Let $A, B, C$ be algebras. Suppose that $D^b(A)$ (the bounded derived category of $A$) admits a recollement relative to $D^b(B)$ and $D^b(C)$.
Then, by a result of Alfred Wiedemann's paper "On stratifications of derived module categories," the algebra $A$ has a finite global dimension if and only if so are $B$ and $C$.
Now, suppose that the bounded derived categories of $A$ and $B$ are equivalent. By Rickard's result, $D^b(A)$ admits a recollement relative to $D^b(B)$ and 0. Hence, the global dimension is a derived invariant.
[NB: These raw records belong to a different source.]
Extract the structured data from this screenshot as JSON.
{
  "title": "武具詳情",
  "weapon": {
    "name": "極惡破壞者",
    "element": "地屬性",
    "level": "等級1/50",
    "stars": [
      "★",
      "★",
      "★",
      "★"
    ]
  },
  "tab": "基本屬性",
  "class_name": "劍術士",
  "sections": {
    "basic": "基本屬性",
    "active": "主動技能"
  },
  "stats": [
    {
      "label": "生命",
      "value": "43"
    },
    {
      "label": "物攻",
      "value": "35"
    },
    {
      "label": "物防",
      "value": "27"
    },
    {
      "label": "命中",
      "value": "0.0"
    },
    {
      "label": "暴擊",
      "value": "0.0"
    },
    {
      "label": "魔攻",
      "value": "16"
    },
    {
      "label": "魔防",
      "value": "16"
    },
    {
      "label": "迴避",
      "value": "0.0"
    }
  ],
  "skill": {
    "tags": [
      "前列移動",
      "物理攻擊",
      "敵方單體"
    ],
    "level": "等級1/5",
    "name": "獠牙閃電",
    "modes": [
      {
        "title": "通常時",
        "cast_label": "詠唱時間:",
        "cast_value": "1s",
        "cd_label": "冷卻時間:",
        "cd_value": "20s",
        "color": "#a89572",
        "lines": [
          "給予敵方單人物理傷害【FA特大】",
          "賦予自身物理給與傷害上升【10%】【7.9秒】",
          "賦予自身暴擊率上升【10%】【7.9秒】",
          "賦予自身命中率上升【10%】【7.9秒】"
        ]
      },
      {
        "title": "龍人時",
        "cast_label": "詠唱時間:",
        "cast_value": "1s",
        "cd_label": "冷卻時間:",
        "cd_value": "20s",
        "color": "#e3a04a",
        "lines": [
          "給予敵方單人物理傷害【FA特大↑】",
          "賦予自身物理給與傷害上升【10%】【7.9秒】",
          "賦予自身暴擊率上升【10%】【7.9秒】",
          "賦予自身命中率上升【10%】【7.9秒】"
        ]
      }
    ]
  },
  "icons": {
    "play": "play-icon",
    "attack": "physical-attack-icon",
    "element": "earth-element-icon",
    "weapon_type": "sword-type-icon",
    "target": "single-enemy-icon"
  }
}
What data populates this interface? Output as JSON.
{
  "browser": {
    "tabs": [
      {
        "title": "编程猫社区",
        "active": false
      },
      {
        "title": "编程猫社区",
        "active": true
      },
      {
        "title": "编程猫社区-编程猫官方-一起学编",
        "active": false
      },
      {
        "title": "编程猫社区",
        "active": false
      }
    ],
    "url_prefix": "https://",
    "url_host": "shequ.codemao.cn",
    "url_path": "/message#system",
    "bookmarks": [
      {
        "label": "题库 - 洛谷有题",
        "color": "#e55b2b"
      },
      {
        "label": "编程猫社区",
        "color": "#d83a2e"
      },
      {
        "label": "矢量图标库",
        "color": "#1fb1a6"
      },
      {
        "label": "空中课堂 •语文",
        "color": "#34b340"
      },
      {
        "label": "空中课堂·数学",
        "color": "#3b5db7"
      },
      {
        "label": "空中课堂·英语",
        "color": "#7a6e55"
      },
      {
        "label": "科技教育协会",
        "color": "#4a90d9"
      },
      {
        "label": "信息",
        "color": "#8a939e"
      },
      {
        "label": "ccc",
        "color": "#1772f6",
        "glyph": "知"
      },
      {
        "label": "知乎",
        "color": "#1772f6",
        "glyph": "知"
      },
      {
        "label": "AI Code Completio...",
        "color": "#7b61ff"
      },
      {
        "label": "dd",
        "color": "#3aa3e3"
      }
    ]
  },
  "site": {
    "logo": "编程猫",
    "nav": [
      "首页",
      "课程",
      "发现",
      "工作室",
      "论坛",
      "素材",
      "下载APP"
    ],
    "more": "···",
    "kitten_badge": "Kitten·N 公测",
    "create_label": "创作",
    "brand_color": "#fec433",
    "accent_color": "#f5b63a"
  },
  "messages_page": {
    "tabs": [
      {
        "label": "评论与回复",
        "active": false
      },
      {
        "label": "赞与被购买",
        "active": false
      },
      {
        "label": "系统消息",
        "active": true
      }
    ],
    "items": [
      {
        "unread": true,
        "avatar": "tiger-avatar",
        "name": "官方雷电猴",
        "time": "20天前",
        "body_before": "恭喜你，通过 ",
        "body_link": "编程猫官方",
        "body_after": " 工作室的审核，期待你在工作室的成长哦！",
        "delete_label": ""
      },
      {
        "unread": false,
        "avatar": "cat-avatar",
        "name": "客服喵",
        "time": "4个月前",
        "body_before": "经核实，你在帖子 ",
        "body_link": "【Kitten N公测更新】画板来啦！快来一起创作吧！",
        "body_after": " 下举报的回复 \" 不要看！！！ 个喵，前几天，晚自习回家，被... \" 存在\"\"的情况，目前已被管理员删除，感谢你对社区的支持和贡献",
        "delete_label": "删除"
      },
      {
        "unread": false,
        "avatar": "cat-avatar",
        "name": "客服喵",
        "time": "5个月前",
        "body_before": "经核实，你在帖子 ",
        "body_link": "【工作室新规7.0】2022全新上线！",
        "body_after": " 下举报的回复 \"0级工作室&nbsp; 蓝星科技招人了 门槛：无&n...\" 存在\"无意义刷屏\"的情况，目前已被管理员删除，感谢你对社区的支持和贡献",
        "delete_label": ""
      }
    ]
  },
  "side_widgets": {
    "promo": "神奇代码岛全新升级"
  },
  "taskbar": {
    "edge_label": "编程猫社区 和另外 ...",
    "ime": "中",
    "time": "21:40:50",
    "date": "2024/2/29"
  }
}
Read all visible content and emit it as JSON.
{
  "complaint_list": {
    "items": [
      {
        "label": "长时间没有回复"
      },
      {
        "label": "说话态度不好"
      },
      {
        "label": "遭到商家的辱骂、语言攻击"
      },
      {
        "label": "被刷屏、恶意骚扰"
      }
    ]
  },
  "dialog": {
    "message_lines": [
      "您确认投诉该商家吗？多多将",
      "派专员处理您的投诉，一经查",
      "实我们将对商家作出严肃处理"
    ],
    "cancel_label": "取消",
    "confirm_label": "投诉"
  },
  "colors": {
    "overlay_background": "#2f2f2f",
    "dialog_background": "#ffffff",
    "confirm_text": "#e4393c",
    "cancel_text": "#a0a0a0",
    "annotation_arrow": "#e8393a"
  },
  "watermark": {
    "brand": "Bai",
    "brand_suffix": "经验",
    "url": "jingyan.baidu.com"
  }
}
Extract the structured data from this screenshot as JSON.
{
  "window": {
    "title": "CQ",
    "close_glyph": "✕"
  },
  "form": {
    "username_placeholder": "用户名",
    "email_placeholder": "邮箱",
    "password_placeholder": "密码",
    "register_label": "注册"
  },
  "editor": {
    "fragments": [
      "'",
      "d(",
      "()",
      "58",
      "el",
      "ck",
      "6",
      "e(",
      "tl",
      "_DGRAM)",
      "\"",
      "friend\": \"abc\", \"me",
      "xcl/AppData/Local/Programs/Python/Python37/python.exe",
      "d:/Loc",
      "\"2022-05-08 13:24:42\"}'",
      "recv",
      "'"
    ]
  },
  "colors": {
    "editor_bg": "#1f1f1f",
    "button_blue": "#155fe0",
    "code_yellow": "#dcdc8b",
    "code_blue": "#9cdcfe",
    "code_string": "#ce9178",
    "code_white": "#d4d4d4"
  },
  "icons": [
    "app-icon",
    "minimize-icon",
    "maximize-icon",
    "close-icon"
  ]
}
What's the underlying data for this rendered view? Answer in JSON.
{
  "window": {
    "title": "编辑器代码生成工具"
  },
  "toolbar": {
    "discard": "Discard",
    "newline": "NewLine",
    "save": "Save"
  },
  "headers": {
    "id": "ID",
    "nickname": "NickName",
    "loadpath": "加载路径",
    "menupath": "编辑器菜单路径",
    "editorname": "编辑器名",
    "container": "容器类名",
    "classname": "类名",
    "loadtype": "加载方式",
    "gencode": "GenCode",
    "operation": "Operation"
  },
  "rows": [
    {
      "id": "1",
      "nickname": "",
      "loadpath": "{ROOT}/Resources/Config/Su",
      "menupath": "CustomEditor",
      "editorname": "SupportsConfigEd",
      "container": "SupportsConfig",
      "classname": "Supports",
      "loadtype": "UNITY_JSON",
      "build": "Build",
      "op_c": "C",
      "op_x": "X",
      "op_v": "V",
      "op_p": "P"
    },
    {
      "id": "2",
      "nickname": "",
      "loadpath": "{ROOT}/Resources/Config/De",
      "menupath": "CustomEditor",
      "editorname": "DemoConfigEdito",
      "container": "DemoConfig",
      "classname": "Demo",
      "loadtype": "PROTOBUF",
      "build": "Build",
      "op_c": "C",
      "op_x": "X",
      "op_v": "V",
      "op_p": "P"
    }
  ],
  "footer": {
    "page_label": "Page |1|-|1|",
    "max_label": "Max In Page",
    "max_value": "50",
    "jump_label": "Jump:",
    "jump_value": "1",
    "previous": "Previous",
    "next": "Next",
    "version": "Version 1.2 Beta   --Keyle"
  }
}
But, BGS's Koszul duality give an equivalent between the bounded derived categories of the symmetric algebra and the exterior algebra. Obviously, their global dimension are quite different. So, what's the reason?